BEGIN
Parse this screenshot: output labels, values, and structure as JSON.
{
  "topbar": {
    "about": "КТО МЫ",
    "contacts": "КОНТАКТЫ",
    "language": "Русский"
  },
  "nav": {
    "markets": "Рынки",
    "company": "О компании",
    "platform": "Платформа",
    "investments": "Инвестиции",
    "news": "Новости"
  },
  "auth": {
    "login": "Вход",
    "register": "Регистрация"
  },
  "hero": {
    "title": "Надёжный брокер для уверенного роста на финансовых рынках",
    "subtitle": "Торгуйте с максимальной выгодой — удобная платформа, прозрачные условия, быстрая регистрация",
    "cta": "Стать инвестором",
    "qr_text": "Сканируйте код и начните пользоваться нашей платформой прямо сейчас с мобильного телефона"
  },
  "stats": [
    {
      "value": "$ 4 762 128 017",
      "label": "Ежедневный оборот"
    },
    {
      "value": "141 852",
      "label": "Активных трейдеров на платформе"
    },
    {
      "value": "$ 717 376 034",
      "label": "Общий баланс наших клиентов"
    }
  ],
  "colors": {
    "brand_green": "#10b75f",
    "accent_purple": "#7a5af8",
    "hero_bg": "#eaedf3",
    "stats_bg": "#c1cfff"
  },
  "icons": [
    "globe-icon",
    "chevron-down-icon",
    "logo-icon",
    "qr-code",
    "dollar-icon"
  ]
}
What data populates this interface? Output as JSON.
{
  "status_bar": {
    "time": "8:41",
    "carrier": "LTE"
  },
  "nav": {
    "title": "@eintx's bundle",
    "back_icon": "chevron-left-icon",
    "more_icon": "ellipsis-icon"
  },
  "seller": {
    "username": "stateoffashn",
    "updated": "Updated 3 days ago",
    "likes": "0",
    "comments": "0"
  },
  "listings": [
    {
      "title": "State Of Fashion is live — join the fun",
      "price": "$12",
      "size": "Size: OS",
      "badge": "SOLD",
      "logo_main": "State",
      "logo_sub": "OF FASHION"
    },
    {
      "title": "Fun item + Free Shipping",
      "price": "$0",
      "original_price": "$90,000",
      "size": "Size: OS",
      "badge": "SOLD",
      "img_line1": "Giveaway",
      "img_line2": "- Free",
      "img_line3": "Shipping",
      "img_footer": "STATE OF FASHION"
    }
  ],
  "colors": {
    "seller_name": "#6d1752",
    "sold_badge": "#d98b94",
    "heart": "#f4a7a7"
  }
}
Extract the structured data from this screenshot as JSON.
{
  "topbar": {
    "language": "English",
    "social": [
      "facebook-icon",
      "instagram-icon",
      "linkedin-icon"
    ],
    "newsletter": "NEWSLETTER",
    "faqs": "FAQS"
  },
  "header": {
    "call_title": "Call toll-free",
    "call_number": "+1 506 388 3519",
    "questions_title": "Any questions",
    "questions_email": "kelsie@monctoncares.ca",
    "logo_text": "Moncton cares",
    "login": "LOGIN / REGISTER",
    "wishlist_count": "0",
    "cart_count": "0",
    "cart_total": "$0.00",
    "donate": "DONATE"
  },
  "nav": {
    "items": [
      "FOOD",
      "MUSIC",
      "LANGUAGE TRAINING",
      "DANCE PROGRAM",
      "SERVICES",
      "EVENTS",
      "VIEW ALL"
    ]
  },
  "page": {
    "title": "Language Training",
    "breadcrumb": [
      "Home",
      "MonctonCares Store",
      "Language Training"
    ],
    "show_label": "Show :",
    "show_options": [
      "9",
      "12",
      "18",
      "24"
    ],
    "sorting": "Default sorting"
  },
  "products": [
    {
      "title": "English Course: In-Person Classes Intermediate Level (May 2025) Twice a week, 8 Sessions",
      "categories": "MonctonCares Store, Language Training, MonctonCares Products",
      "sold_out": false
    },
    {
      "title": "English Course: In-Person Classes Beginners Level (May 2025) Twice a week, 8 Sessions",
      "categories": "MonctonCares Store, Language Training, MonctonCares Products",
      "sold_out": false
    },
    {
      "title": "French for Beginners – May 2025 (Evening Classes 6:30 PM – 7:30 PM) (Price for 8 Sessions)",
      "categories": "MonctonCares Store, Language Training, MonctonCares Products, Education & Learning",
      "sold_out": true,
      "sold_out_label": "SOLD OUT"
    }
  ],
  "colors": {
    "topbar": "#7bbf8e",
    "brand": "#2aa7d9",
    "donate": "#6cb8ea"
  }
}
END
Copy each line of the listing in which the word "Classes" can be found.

- **OUTPUT**:
      "title": "English Course: In-Person Classes Intermediate Level (May 2025) Twice a week, 8 Sessions",
      "title": "English Course: In-Person Classes Beginners Level (May 2025) Twice a week, 8 Sessions",
      "title": "French for Beginners – May 2025 (Evening Classes 6:30 PM – 7:30 PM) (Price for 8 Sessions)",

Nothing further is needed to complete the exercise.